= Beginning of Section =

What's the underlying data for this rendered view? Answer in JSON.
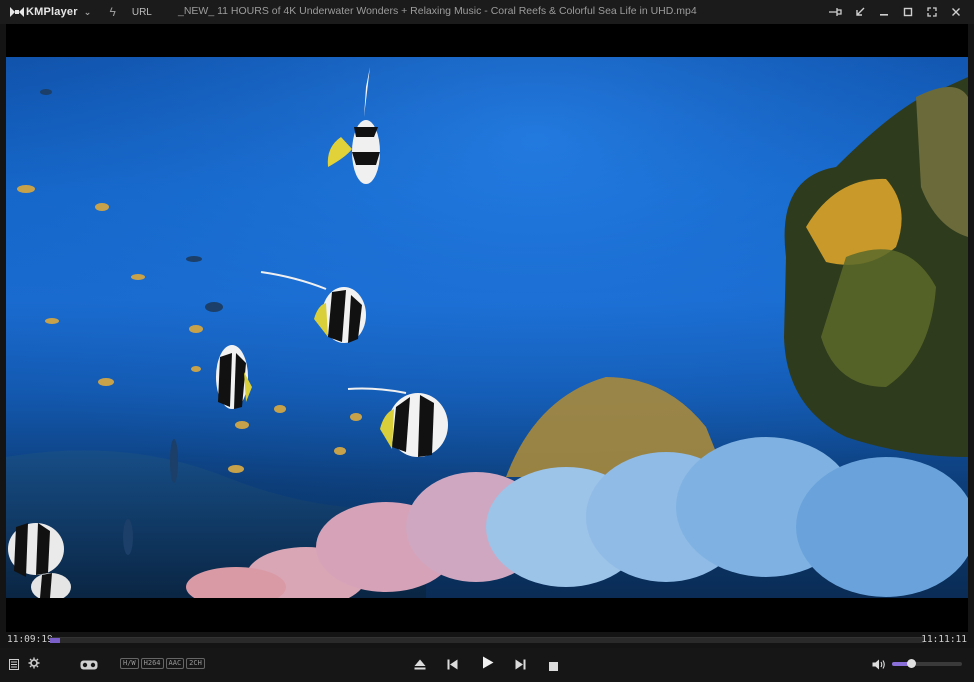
{
  "app": {
    "brand": "KMPlayer",
    "url_label": "URL",
    "file_title": "_NEW_ 11 HOURS of 4K Underwater Wonders + Relaxing Music - Coral Reefs & Colorful Sea Life in UHD.mp4"
  },
  "window_controls": [
    "pin-icon",
    "shrink-icon",
    "minimize-icon",
    "maximize-icon",
    "fullscreen-icon",
    "close-icon"
  ],
  "playback": {
    "elapsed": "11:09:19",
    "total": "11:11:11",
    "progress": 0.003
  },
  "badges": [
    "H/W",
    "H264",
    "AAC",
    "2CH"
  ],
  "volume": {
    "level": 0.27
  },
  "colors": {
    "accent": "#7a5fc8"
  }
}
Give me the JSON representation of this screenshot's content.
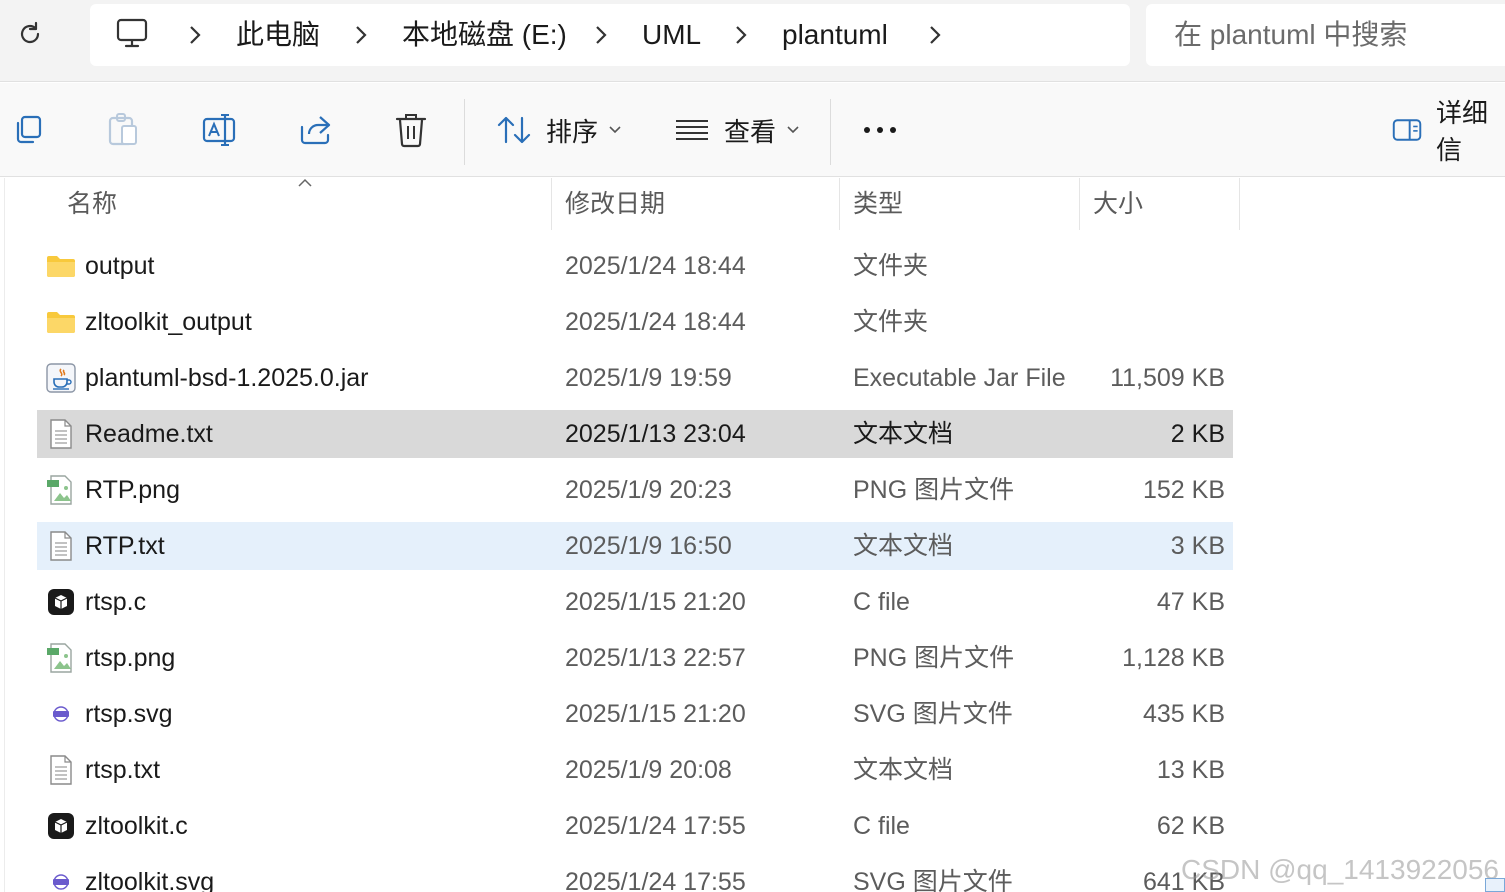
{
  "breadcrumb": {
    "items": [
      "此电脑",
      "本地磁盘 (E:)",
      "UML",
      "plantuml"
    ]
  },
  "search": {
    "placeholder": "在 plantuml 中搜索"
  },
  "toolbar": {
    "sort_label": "排序",
    "view_label": "查看",
    "details_label": "详细信"
  },
  "columns": {
    "name": "名称",
    "date": "修改日期",
    "type": "类型",
    "size": "大小"
  },
  "files": [
    {
      "name": "output",
      "date": "2025/1/24 18:44",
      "type": "文件夹",
      "size": "",
      "icon": "folder-icon"
    },
    {
      "name": "zltoolkit_output",
      "date": "2025/1/24 18:44",
      "type": "文件夹",
      "size": "",
      "icon": "folder-icon"
    },
    {
      "name": "plantuml-bsd-1.2025.0.jar",
      "date": "2025/1/9 19:59",
      "type": "Executable Jar File",
      "size": "11,509 KB",
      "icon": "java-jar-icon"
    },
    {
      "name": "Readme.txt",
      "date": "2025/1/13 23:04",
      "type": "文本文档",
      "size": "2 KB",
      "icon": "text-file-icon",
      "state": "selected"
    },
    {
      "name": "RTP.png",
      "date": "2025/1/9 20:23",
      "type": "PNG 图片文件",
      "size": "152 KB",
      "icon": "png-file-icon"
    },
    {
      "name": "RTP.txt",
      "date": "2025/1/9 16:50",
      "type": "文本文档",
      "size": "3 KB",
      "icon": "text-file-icon",
      "state": "hover"
    },
    {
      "name": "rtsp.c",
      "date": "2025/1/15 21:20",
      "type": "C file",
      "size": "47 KB",
      "icon": "c-file-icon"
    },
    {
      "name": "rtsp.png",
      "date": "2025/1/13 22:57",
      "type": "PNG 图片文件",
      "size": "1,128 KB",
      "icon": "png-file-icon"
    },
    {
      "name": "rtsp.svg",
      "date": "2025/1/15 21:20",
      "type": "SVG 图片文件",
      "size": "435 KB",
      "icon": "svg-file-icon"
    },
    {
      "name": "rtsp.txt",
      "date": "2025/1/9 20:08",
      "type": "文本文档",
      "size": "13 KB",
      "icon": "text-file-icon"
    },
    {
      "name": "zltoolkit.c",
      "date": "2025/1/24 17:55",
      "type": "C file",
      "size": "62 KB",
      "icon": "c-file-icon"
    },
    {
      "name": "zltoolkit.svg",
      "date": "2025/1/24 17:55",
      "type": "SVG 图片文件",
      "size": "641 KB",
      "icon": "svg-file-icon"
    }
  ],
  "watermark": "CSDN @qq_1413922056",
  "colors": {
    "selected_row": "#d9d9d9",
    "hover_row": "#e5f0fb",
    "folder": "#f8c93c",
    "accent": "#2a6fb8"
  }
}
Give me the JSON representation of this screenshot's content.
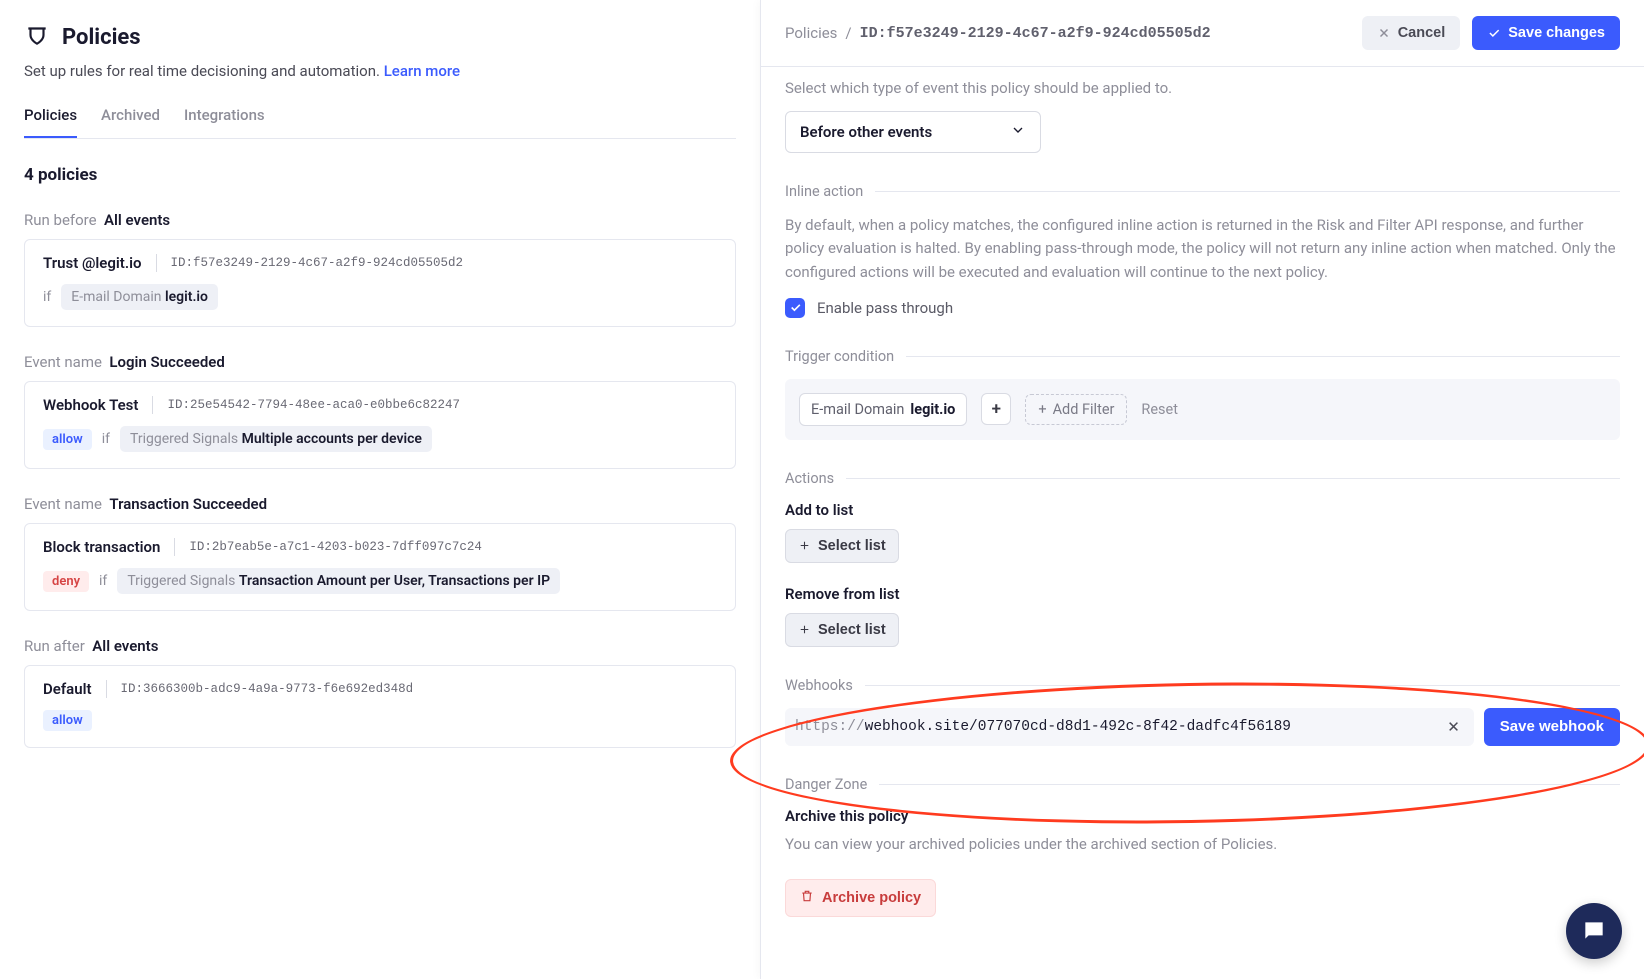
{
  "header": {
    "title": "Policies",
    "subtitle": "Set up rules for real time decisioning and automation.",
    "learn_more": "Learn more"
  },
  "tabs": [
    {
      "label": "Policies",
      "active": true
    },
    {
      "label": "Archived",
      "active": false
    },
    {
      "label": "Integrations",
      "active": false
    }
  ],
  "count_heading": "4 policies",
  "groups": [
    {
      "prefix": "Run before",
      "label": "All events",
      "cards": [
        {
          "name": "Trust @legit.io",
          "id": "ID:f57e3249-2129-4c67-a2f9-924cd05505d2",
          "badge": null,
          "if": "if",
          "chip_prefix": "E-mail Domain",
          "chip_value": "legit.io"
        }
      ]
    },
    {
      "prefix": "Event name",
      "label": "Login Succeeded",
      "cards": [
        {
          "name": "Webhook Test",
          "id": "ID:25e54542-7794-48ee-aca0-e0bbe6c82247",
          "badge": "allow",
          "if": "if",
          "chip_prefix": "Triggered Signals",
          "chip_value": "Multiple accounts per device"
        }
      ]
    },
    {
      "prefix": "Event name",
      "label": "Transaction Succeeded",
      "cards": [
        {
          "name": "Block transaction",
          "id": "ID:2b7eab5e-a7c1-4203-b023-7dff097c7c24",
          "badge": "deny",
          "if": "if",
          "chip_prefix": "Triggered Signals",
          "chip_value": "Transaction Amount per User, Transactions per IP"
        }
      ]
    },
    {
      "prefix": "Run after",
      "label": "All events",
      "cards": [
        {
          "name": "Default",
          "id": "ID:3666300b-adc9-4a9a-9773-f6e692ed348d",
          "badge": "allow",
          "if": null,
          "chip_prefix": null,
          "chip_value": null
        }
      ]
    }
  ],
  "drawer": {
    "breadcrumb_root": "Policies",
    "breadcrumb_sep": "/",
    "breadcrumb_id": "ID:f57e3249-2129-4c67-a2f9-924cd05505d2",
    "cancel": "Cancel",
    "save": "Save changes",
    "event_desc": "Select which type of event this policy should be applied to.",
    "event_select": "Before other events",
    "inline_action_title": "Inline action",
    "inline_action_desc": "By default, when a policy matches, the configured inline action is returned in the Risk and Filter API response, and further policy evaluation is halted. By enabling pass-through mode, the policy will not return any inline action when matched. Only the configured actions will be executed and evaluation will continue to the next policy.",
    "pass_through_label": "Enable pass through",
    "trigger_title": "Trigger condition",
    "trigger_chip_prefix": "E-mail Domain",
    "trigger_chip_value": "legit.io",
    "add_filter": "Add Filter",
    "reset": "Reset",
    "actions_title": "Actions",
    "add_to_list": "Add to list",
    "select_list": "Select list",
    "remove_from_list": "Remove from list",
    "webhooks_title": "Webhooks",
    "webhook_prefix": "https://",
    "webhook_value": "webhook.site/077070cd-d8d1-492c-8f42-dadfc4f56189",
    "save_webhook": "Save webhook",
    "danger_title": "Danger Zone",
    "archive_heading": "Archive this policy",
    "archive_desc": "You can view your archived policies under the archived section of Policies.",
    "archive_btn": "Archive policy"
  }
}
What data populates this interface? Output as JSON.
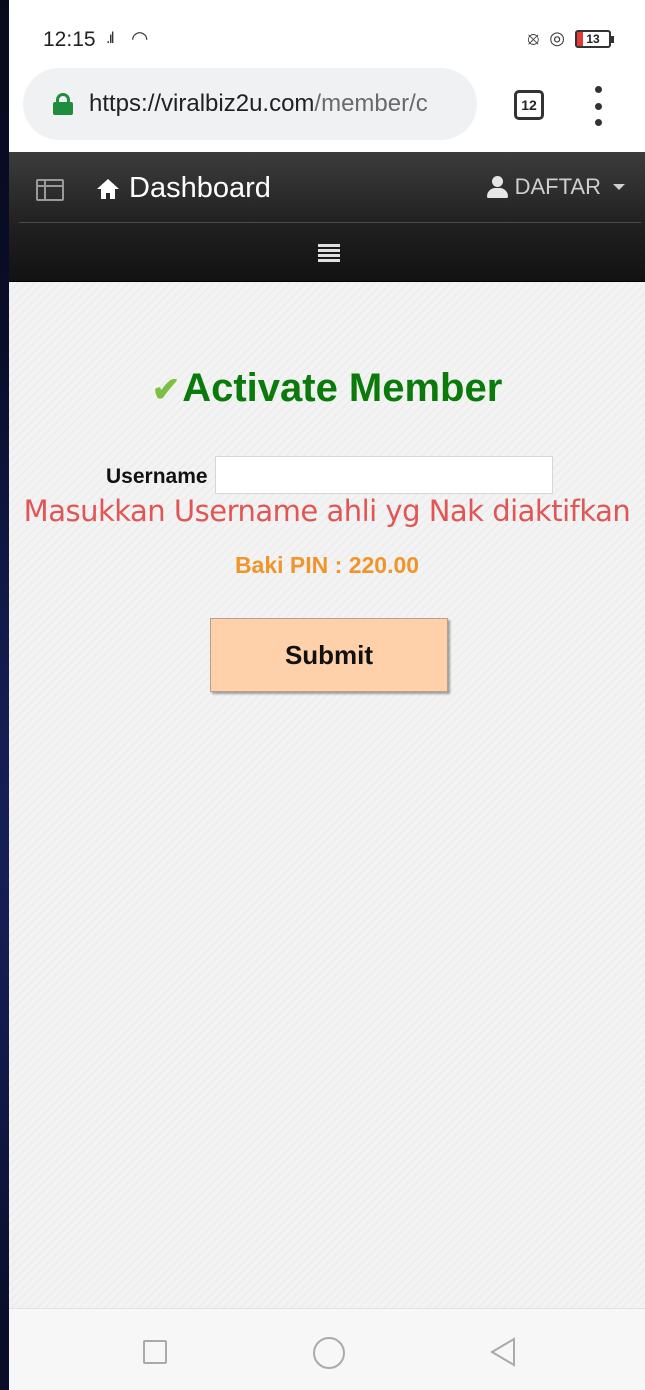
{
  "status_bar": {
    "time": "12:15",
    "battery": "13"
  },
  "browser": {
    "url_domain": "https://viralbiz2u.com",
    "url_path": "/member/c",
    "tab_count": "12"
  },
  "navbar": {
    "brand": "Dashboard",
    "user_menu": "DAFTAR"
  },
  "form": {
    "title": "Activate Member",
    "username_label": "Username",
    "username_value": "",
    "hint": "Masukkan Username ahli yg Nak diaktifkan",
    "pin_balance": "Baki PIN : 220.00",
    "submit_label": "Submit"
  },
  "colors": {
    "title_green": "#0a7a0a",
    "hint_red": "#e25555",
    "pin_orange": "#f0952c",
    "button_peach": "#ffd1aa"
  },
  "icons": [
    "lock-icon",
    "sidebar-toggle-icon",
    "home-icon",
    "user-icon",
    "caret-icon",
    "hamburger-icon",
    "check-icon"
  ]
}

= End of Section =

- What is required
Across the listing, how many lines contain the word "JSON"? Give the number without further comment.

- Finished task
4